Meet American Cane Self Defense Certified Cane Leader Dr. Craig Riordan-Head Park Ranger, Winemaker, Book Publisher, and After Recovering From Two Brain Surgeries…Dr. Craig Discusses The Practical and Therapuetic Value of ACSD Cane Training.
ACSD California Advanced Instructor Doc Stull interviews American Cane Self-Defense California Leader graduate Craig Riordan Doc –
Doc: When did you start to use the cane as a mobility device and self-defense?
Dr. Craig – I started using the cane as a mobility device while I started training with American Cane Self-Defense California with you. And it was fascinating because about two months into the training, I went to a new specialist, and a guy named Dr. Berg at UCSF and he said, ‘You’ve got some arthritis in your knees – have you considered using a cane?’ That was just a couple of months after I started training with you, so I got the benefits of the exercise and the enjoyment when my doctor recommended that it was a good idea to use a cane.
Doc – So let’s back up a little – you are a veteran. Talk a little bit about what you did in the military.
Dr. Craig – I served in the 82nd Airborne and also had a chance to go to Ranger School. I was pretty small. So, the impact of carrying a lot of weight and having well over 100 parachute jumps and a lot of the high impact training took a toll. I wasn’t as aware of it at the time, but it was pretty impactful, especially on my knees. And like many veterans and a lot of other people in general, I did developed arthritis in my knees and my lower back. And, in addition to that, I’ve had two brain surgeries for a brain tumor in the last few years. And, related to this, I’ve been dealing with fairly severe migraines now. So, one of the nice things is that when we do our training sessions, first of all, it is the right type of exercise that is helping with the mobility and helping me stay flexible, and then the other thing too just in terms of what’s been helpful in terms of the migraines, it’s such a nice movement based and intuitive art. And then the way you and Joe (ACSD Founder Joe Robaina) teach it, it gives me that nice 30 to 40 minute period where I can focus and keep the other things out. I’m not thinking about my head hurting, not thinking about my knees and back hurting. I truly enjoy the process of learning the American Cane Self-Defense.
Doc – So you were a good athlete, skilled and resilient enough to serve as a Green Beret. Did you do any dance training or anything rhythmic?

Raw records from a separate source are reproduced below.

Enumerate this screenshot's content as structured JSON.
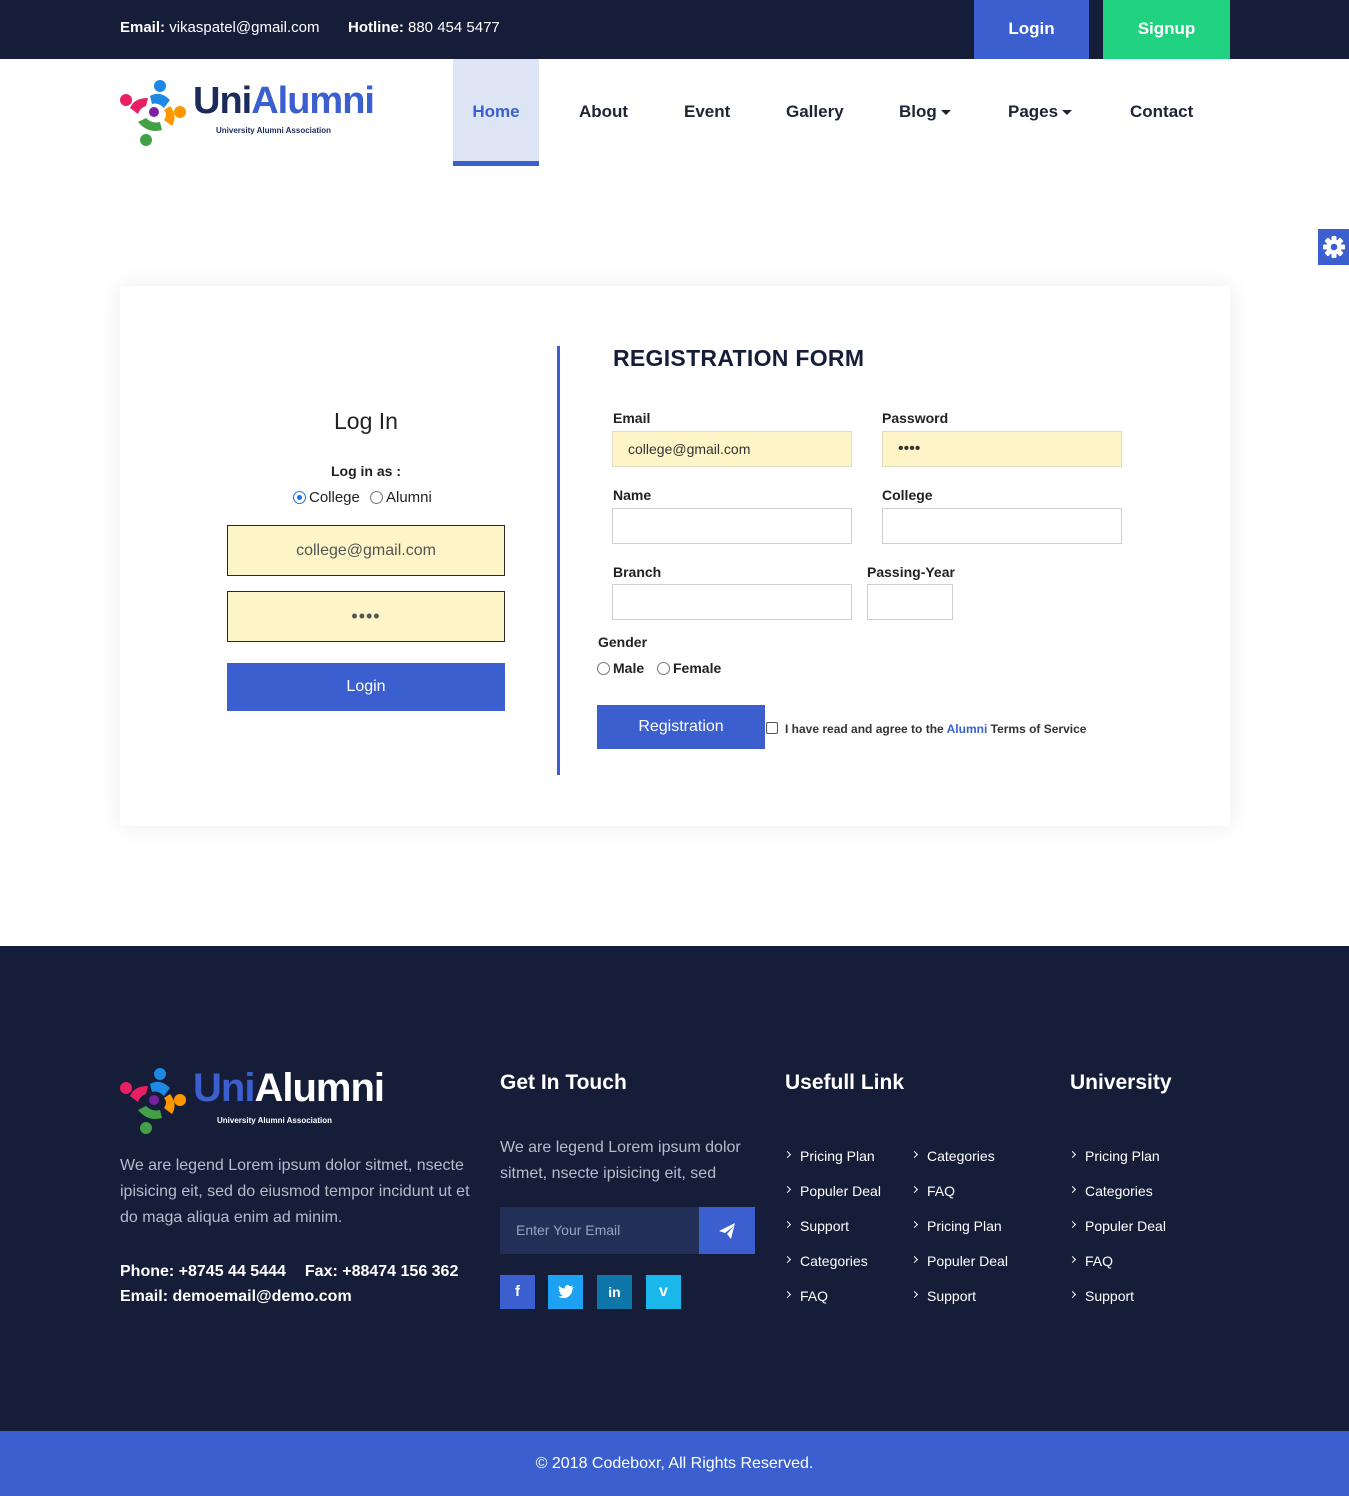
{
  "topbar": {
    "email_label": "Email:",
    "email_value": "vikaspatel@gmail.com",
    "hotline_label": "Hotline:",
    "hotline_value": "880 454 5477",
    "login": "Login",
    "signup": "Signup"
  },
  "brand": {
    "name_part1": "Uni",
    "name_part2": "Alumni",
    "tagline": "University Alumni Association"
  },
  "nav": {
    "items": [
      {
        "label": "Home",
        "active": true
      },
      {
        "label": "About"
      },
      {
        "label": "Event"
      },
      {
        "label": "Gallery"
      },
      {
        "label": "Blog",
        "dropdown": true
      },
      {
        "label": "Pages",
        "dropdown": true
      },
      {
        "label": "Contact"
      }
    ]
  },
  "login_panel": {
    "title": "Log In",
    "login_as": "Log in as :",
    "options": [
      "College",
      "Alumni"
    ],
    "selected": "College",
    "email_value": "college@gmail.com",
    "password_value": "••••",
    "button": "Login"
  },
  "registration": {
    "title": "REGISTRATION FORM",
    "email_label": "Email",
    "email_value": "college@gmail.com",
    "password_label": "Password",
    "password_value": "••••",
    "name_label": "Name",
    "college_label": "College",
    "branch_label": "Branch",
    "passing_year_label": "Passing-Year",
    "gender_label": "Gender",
    "gender_options": [
      "Male",
      "Female"
    ],
    "button": "Registration",
    "terms_prefix": "I have read and agree to the",
    "terms_link": "Alumni",
    "terms_suffix": "Terms of Service"
  },
  "footer": {
    "about": "We are legend Lorem ipsum dolor sitmet, nsecte ipisicing eit, sed do eiusmod tempor incidunt ut et do maga aliqua enim ad minim.",
    "phone": "Phone: +8745 44 5444",
    "fax": "Fax: +88474 156 362",
    "email": "Email: demoemail@demo.com",
    "get_in_touch": {
      "heading": "Get In Touch",
      "text": "We are legend Lorem ipsum dolor sitmet, nsecte ipisicing eit, sed",
      "email_placeholder": "Enter Your Email"
    },
    "social": [
      "facebook-icon",
      "twitter-icon",
      "linkedin-icon",
      "vimeo-icon"
    ],
    "useful_links": {
      "heading": "Usefull Link",
      "col1": [
        "Pricing Plan",
        "Populer Deal",
        "Support",
        "Categories",
        "FAQ"
      ],
      "col2": [
        "Categories",
        "FAQ",
        "Pricing Plan",
        "Populer Deal",
        "Support"
      ]
    },
    "university": {
      "heading": "University",
      "links": [
        "Pricing Plan",
        "Categories",
        "Populer Deal",
        "FAQ",
        "Support"
      ]
    }
  },
  "copyright": "© 2018 Codeboxr, All Rights Reserved.",
  "colors": {
    "dark_navy": "#161d39",
    "primary_blue": "#3b5fcf",
    "signup_green": "#20d27f",
    "autofill_yellow": "#fdf5c7"
  }
}
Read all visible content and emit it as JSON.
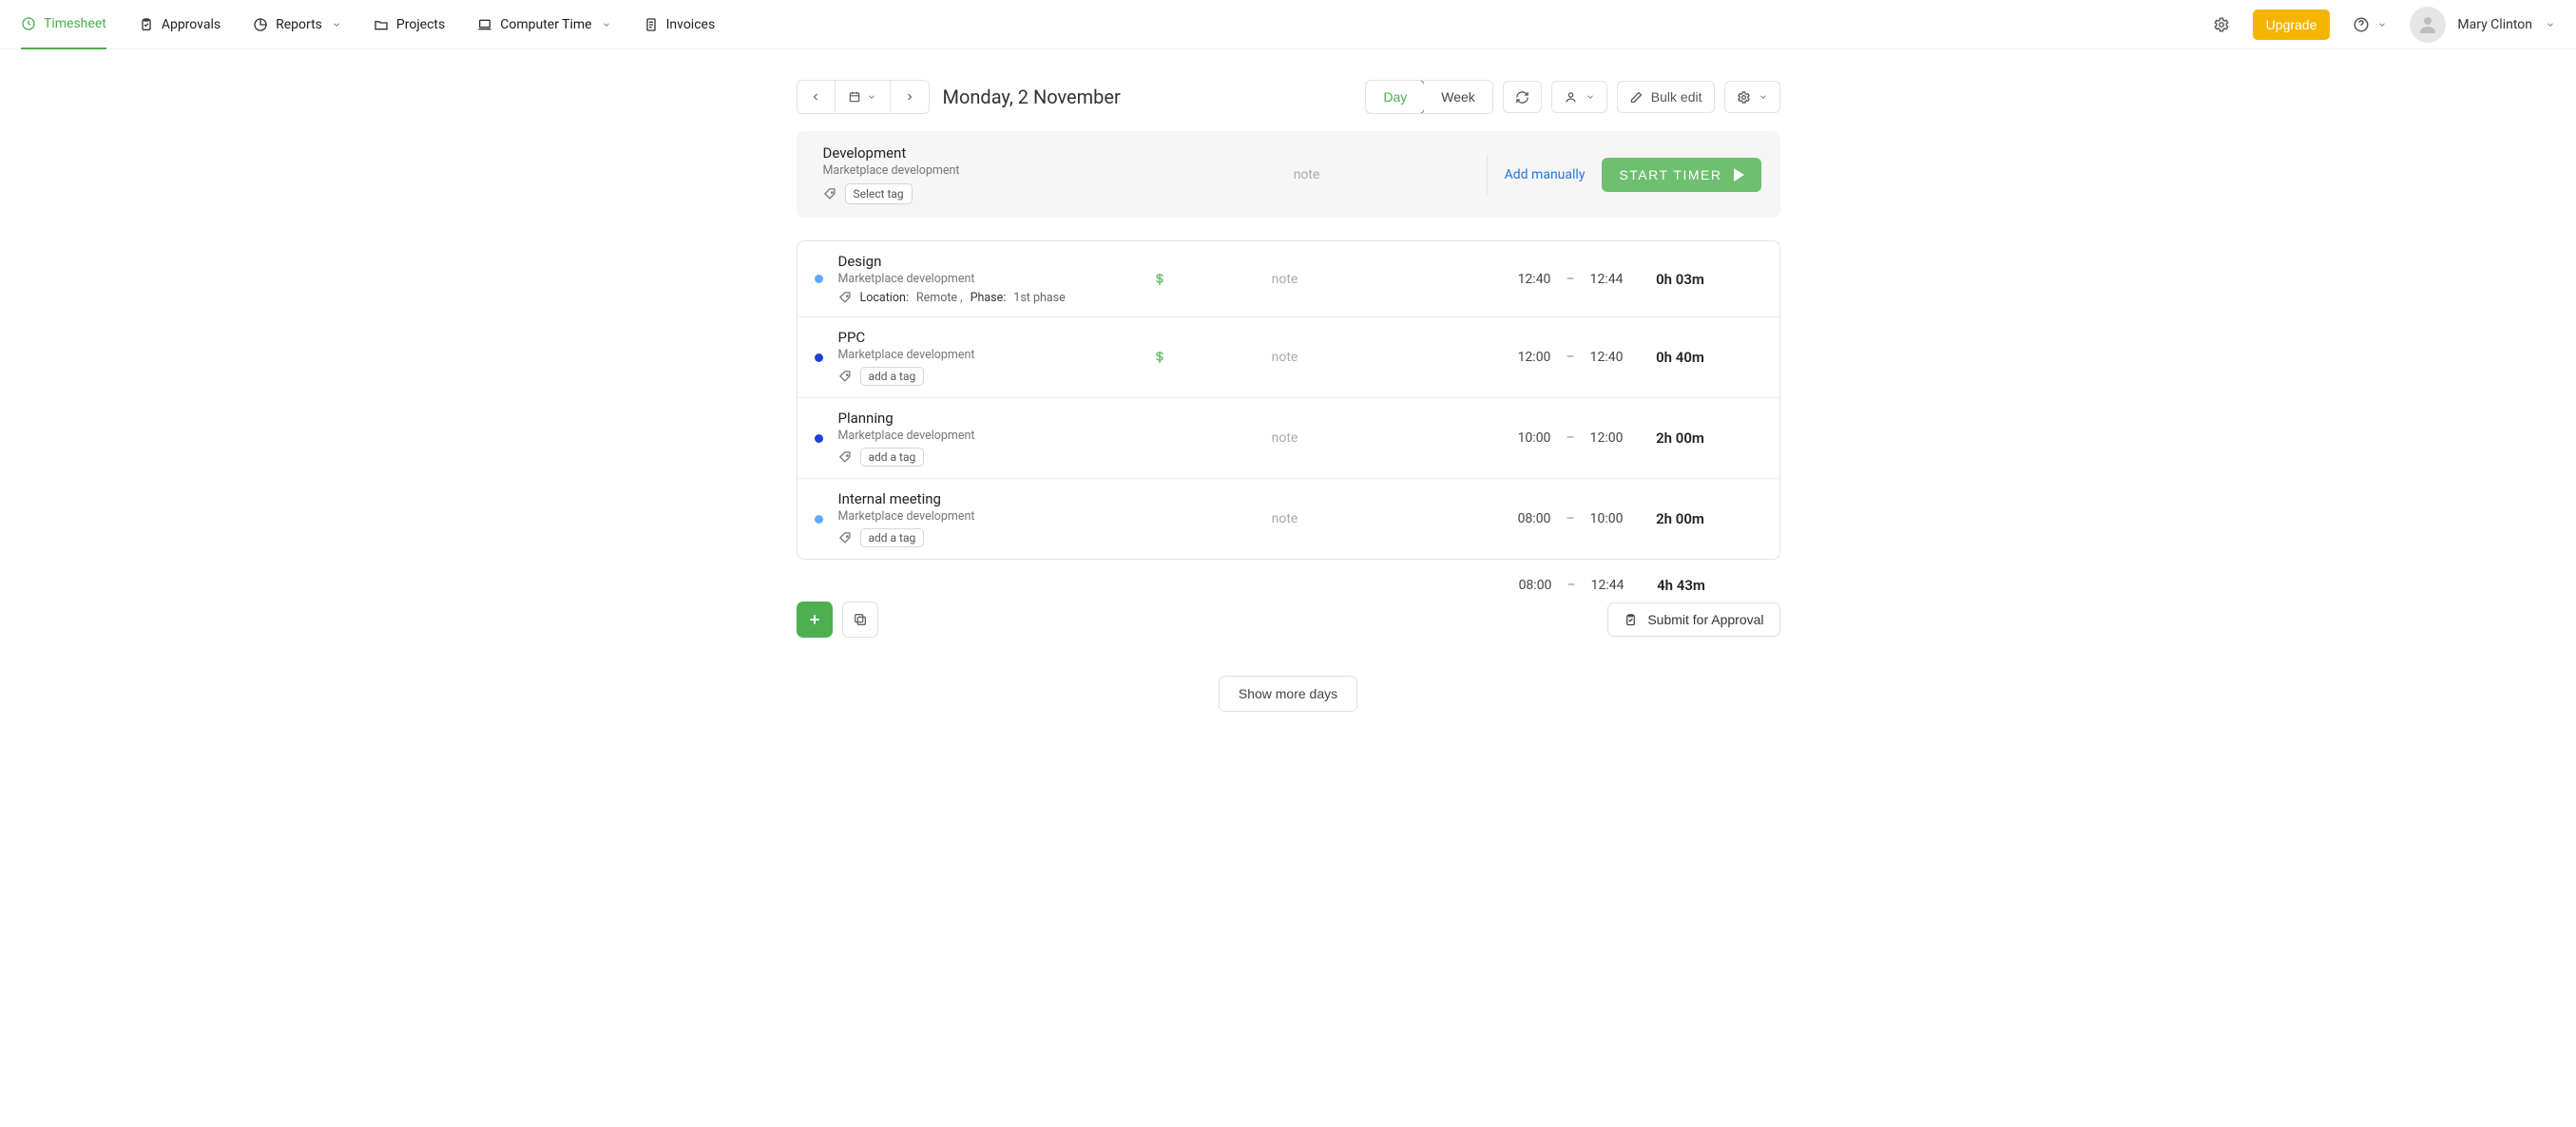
{
  "nav": {
    "timesheet": "Timesheet",
    "approvals": "Approvals",
    "reports": "Reports",
    "projects": "Projects",
    "computer_time": "Computer Time",
    "invoices": "Invoices",
    "upgrade": "Upgrade",
    "username": "Mary Clinton"
  },
  "date": {
    "title": "Monday, 2 November",
    "view_day": "Day",
    "view_week": "Week",
    "bulk_edit": "Bulk edit"
  },
  "timer": {
    "task": "Development",
    "project": "Marketplace development",
    "select_tag": "Select tag",
    "note": "note",
    "add_manually": "Add manually",
    "start_timer": "START TIMER"
  },
  "entries": [
    {
      "dot": "blue1",
      "task": "Design",
      "project": "Marketplace development",
      "tags_text": "",
      "tags_pairs": [
        {
          "k": "Location:",
          "v": "Remote"
        },
        {
          "k": "Phase:",
          "v": "1st phase"
        }
      ],
      "billable": true,
      "note": "note",
      "start": "12:40",
      "end": "12:44",
      "duration": "0h 03m"
    },
    {
      "dot": "blue2",
      "task": "PPC",
      "project": "Marketplace development",
      "add_tag": "add a tag",
      "billable": true,
      "note": "note",
      "start": "12:00",
      "end": "12:40",
      "duration": "0h 40m"
    },
    {
      "dot": "blue3",
      "task": "Planning",
      "project": "Marketplace development",
      "add_tag": "add a tag",
      "billable": false,
      "note": "note",
      "start": "10:00",
      "end": "12:00",
      "duration": "2h 00m"
    },
    {
      "dot": "blue4",
      "task": "Internal meeting",
      "project": "Marketplace development",
      "add_tag": "add a tag",
      "billable": false,
      "note": "note",
      "start": "08:00",
      "end": "10:00",
      "duration": "2h 00m"
    }
  ],
  "totals": {
    "start": "08:00",
    "end": "12:44",
    "duration": "4h 43m"
  },
  "actions": {
    "submit": "Submit for Approval",
    "show_more": "Show more days"
  }
}
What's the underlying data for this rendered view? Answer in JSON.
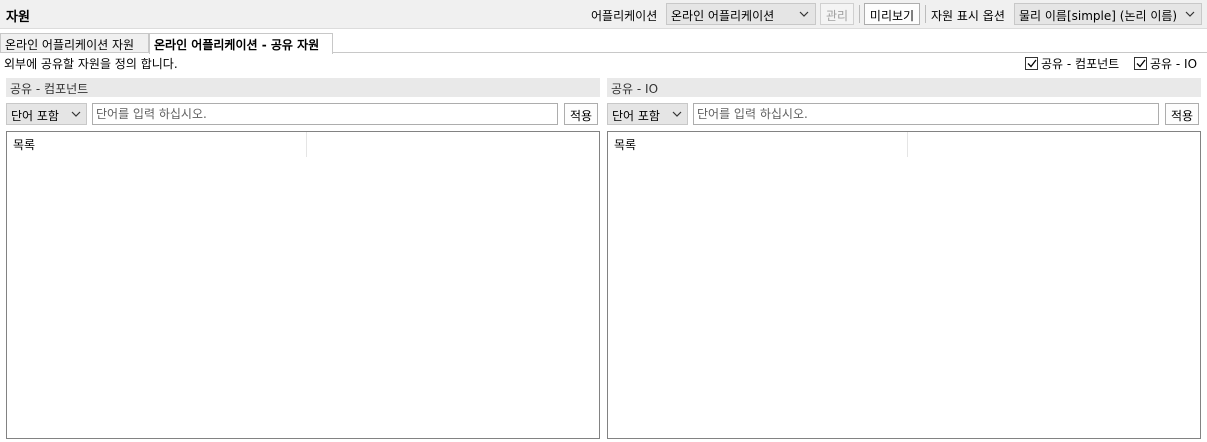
{
  "header": {
    "title": "자원",
    "app_label": "어플리케이션",
    "app_selected": "온라인 어플리케이션",
    "manage_label": "관리",
    "preview_label": "미리보기",
    "display_option_label": "자원 표시 옵션",
    "display_option_selected": "물리 이름[simple] (논리 이름)"
  },
  "tabs": [
    {
      "label": "온라인 어플리케이션 자원",
      "active": false
    },
    {
      "label": "온라인 어플리케이션 - 공유 자원",
      "active": true
    }
  ],
  "description": "외부에 공유할 자원을 정의 합니다.",
  "filters": [
    {
      "label": "공유 - 컴포넌트",
      "checked": true
    },
    {
      "label": "공유 - IO",
      "checked": true
    }
  ],
  "panels": [
    {
      "title": "공유 - 컴포넌트",
      "match_mode": "단어 포함",
      "search_placeholder": "단어를 입력 하십시오.",
      "apply_label": "적용",
      "column_header": "목록"
    },
    {
      "title": "공유 - IO",
      "match_mode": "단어 포함",
      "search_placeholder": "단어를 입력 하십시오.",
      "apply_label": "적용",
      "column_header": "목록"
    }
  ]
}
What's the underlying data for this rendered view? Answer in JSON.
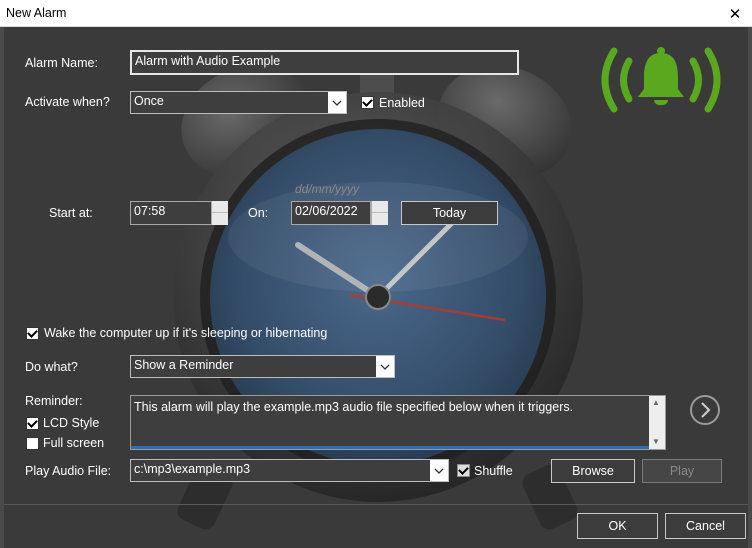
{
  "window": {
    "title": "New Alarm",
    "close_glyph": "✕"
  },
  "colors": {
    "bell_green": "#5aa81e",
    "clock_face": "#3d5f86",
    "second_hand": "#b33a2a",
    "memo_focus": "#2a6fb6"
  },
  "icons": {
    "bell": "bell-ringing-icon",
    "next": "chevron-circle-right-icon"
  },
  "alarm_name": {
    "label": "Alarm Name:",
    "value": "Alarm with Audio Example"
  },
  "activate": {
    "label": "Activate when?",
    "value": "Once"
  },
  "enabled": {
    "label": "Enabled",
    "checked": true
  },
  "date_hint": "dd/mm/yyyy",
  "start": {
    "label": "Start at:",
    "time": "07:58",
    "on_label": "On:",
    "date": "02/06/2022",
    "today_button": "Today"
  },
  "wake": {
    "label": "Wake the computer up if it's sleeping or hibernating",
    "checked": true
  },
  "do_what": {
    "label": "Do what?",
    "value": "Show a Reminder"
  },
  "reminder": {
    "label": "Reminder:",
    "text": "This alarm will play the example.mp3 audio file specified below when it triggers.",
    "lcd_style": {
      "label": "LCD Style",
      "checked": true
    },
    "full_screen": {
      "label": "Full screen",
      "checked": false
    }
  },
  "audio": {
    "label": "Play Audio File:",
    "path": "c:\\mp3\\example.mp3",
    "shuffle": {
      "label": "Shuffle",
      "checked": true
    },
    "browse_button": "Browse",
    "play_button": "Play"
  },
  "footer": {
    "ok_button": "OK",
    "cancel_button": "Cancel"
  }
}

Dr. Craig: When we started I told you I had two left feet. And you told me that you were going to help me with my rhythm and make me a good dancer, too. I never really did any dancing or boxing. I studied a traditional Okinawan martial arts – moving from stance to stance, and it doesn’t have the same kind of rhythmic movement that ACSD has. I feel like I’ve developed better rhythm and movement and that my whole life is moving in this way.
Doc – We’ve got a lot of people sharing their stories similar to yours, all kinds of moderate to severe injuries and neurological challenges. What would you tell someone else who was combating the same type of issues? Dr.Craig – What I would say is, first of all, think of that at the forefront, the ability to have time to focus and concentrate is very therapeutic. I’ve realized that there’s no silver bullet that can make my head feel better all the time. So, I’m trying to take up multiple approaches. So paying attention to my body, spending a lot less time in front of screens, staying out of artificial light, and exercising regularly is crucial. Getting outside working is good, but then again, cane training is a huge part of that. I think I described to you that I see cane training as part of my overall approach to wellness. And it’s what I would tell people. You’re going to get more bang for the buck out of the time that you put into the cane training than probably anything else you could do. It’s therapeutic, and it has elements of physical therapy, cardiovascular exercise, light strength training, stretching and rhythmic movement, too. It brings a lot of things together that, again, you wouldn’t necessarily think of because you’re learning self-defense techniques.
Doc – you’ve served in so many different capacities -you taught university for many years, you were a Head Park Ranger at 3 major national and state parks, you’re a winemaker, you’re a book publisher. You’ve done a lot of varied things at different times in your life. Think you’re a Caner for life? Dr.Craig – I can’t see not doing it! I think it’s so intuitive. It’s therapeutic. It’s a great way to continue moving. You and I have had a lot of people come up to us when we’ve been practicing in public areas and be fascinated what we’re doing. There was a woman named Cindy recently from a retirement community that said, “Oh, this will be perfect for many of my residents.” And so, to me, this one of the wonderful things about cane training is it is the kind of thing that you can do for life. It’s almost like you know, golf or fly fishing and the other things that people might go into after retirement, but the way that cane training is set up, there’s there’s nothing wasted. Everything makes sense in terms of cane training. With many other martial arts styles we learned katas, but we wouldn’t necessarily think about how we would use those movements in real applications. But everything in the ACSD is tactically intuitive, I think. Yeah, absolutely. I can’t see NOT doing it because I know I’m getting personally so much out of it, especially with the amount of time I’m putting in. The payoff is extraordinary. Forget the previous (sorry!) Use this and this is in the last email, too. Think it’s 99 percent but I’ve got to drive now!